Book Image

Understanding Software

By : Max Kanat-Alexander
Book Image

Understanding Software

By: Max Kanat-Alexander

Overview of this book

In Understanding Software, Max Kanat-Alexander, Technical Lead for Code Health at Google, shows you how to bring simplicity back to computer programming. Max explains to you why programmers suck, and how to suck less as a programmer. There’s just too much complex stuff in the world. Complex stuff can’t be used, and it breaks too easily. Complexity is stupid. Simplicity is smart. Understanding Software covers many areas of programming, from how to write simple code to profound insights into programming, and then how to suck less at what you do! You'll discover the problems with software complexity, the root of its causes, and how to use simplicity to create great software. You'll examine debugging like you've never done before, and how to get a handle on being happy while working in teams. Max brings a selection of carefully crafted essays, thoughts, and advice about working and succeeding in the software industry, from his legendary blog Code Simplicity. Max has crafted forty-three essays which have the power to help you avoid complexity and embrace simplicity, so you can be a happier and more successful developer. Max's technical knowledge, insight, and kindness, has earned him code guru status, and his ideas will inspire you and help refresh your approach to the challenges of being a developer.
Table of Contents (50 chapters)
Understanding Software
About the Author
Customer Feedback
The Engineer Attitude
The Singular Secret of the Rockstar Programmer
Software Design, in Two Sentences
Clues to Complexity
Ways To Create Complexity: Break Your API
When Is Backwards-Compatibility Not Worth It?
Complexity is a Prison
The Accuracy of Future Predictions
Simplicity and Strictness
Two is Too Many
What is a Bug?
What is a Computer?
The Components of Software: Structure, Action, and Results
Software as Knowledge
Simplicity and Security
How We Figured Out What Sucked
Why Programmers Suck
Developer Hubris
"Consistency" Does Not Mean "Uniformity"
Success Comes from Execution, Not Innovation

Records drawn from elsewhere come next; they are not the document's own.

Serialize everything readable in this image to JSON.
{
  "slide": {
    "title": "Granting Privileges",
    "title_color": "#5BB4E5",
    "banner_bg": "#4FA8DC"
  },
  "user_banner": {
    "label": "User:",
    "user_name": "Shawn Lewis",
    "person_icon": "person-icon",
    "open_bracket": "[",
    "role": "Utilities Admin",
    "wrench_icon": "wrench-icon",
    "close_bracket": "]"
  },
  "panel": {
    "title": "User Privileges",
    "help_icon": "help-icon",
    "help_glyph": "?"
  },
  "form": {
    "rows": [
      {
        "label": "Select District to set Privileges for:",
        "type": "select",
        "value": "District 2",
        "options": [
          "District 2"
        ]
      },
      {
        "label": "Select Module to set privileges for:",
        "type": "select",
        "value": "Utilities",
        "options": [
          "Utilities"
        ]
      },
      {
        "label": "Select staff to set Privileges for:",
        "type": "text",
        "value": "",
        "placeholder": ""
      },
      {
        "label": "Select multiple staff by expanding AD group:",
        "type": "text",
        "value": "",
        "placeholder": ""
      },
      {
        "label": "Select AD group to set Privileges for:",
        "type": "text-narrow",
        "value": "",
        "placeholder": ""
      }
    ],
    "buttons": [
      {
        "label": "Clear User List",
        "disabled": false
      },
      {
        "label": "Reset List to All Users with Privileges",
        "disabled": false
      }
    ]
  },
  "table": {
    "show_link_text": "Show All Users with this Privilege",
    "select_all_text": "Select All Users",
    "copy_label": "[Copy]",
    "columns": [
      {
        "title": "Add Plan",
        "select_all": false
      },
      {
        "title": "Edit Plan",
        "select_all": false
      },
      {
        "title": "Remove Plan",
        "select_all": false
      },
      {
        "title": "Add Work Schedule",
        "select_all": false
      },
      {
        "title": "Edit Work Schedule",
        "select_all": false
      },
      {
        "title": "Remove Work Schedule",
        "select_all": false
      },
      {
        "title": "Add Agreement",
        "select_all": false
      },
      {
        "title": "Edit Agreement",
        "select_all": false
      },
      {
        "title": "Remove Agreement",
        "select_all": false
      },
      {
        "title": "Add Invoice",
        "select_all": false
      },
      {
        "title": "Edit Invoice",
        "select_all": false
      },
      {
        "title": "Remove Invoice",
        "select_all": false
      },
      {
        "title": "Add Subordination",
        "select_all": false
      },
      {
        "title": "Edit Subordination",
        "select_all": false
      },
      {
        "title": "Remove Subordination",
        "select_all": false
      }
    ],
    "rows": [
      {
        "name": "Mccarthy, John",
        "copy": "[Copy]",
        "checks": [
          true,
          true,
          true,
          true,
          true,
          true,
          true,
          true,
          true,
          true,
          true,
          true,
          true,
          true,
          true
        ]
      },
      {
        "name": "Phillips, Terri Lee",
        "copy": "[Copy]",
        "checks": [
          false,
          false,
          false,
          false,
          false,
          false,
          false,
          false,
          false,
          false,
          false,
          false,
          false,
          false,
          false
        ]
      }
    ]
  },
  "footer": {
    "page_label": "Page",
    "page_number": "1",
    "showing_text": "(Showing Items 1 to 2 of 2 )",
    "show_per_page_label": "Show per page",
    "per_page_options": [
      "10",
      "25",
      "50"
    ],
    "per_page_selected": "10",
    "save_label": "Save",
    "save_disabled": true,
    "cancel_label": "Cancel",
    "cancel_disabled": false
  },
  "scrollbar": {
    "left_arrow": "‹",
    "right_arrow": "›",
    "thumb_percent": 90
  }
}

The Right Way

So, what would our process look like for many people all using standardized bars that screw together? (This is the right way to build something.)

  1. Have your team all go build (or buy) standardized individual bars. You can have as many people working simultaneously as there are bars in the structure.

  2. Have them test their individual bars to make sure that they won't break.

  3. Have them carry their individual bars to the place where the structure needs to be.

  4. Put the first bar into the ground, standing upright:

  5. Push on the first bar from all angles to see if it is going to fall over.

  6. Screw in a second bar to the first one:

  7. Test the complete structure now, only to find that it's not strong enough to stand by itself.

  8. Attach unbreakable steel ropes to the sides of the structure, like so:

    These ropes should be able to withstand anything within reason, or even well beyond reason.

  9. Test it again and find out that it now can stay up no matter how hard you push on it.

  10. Add a third bar, and put new ropes...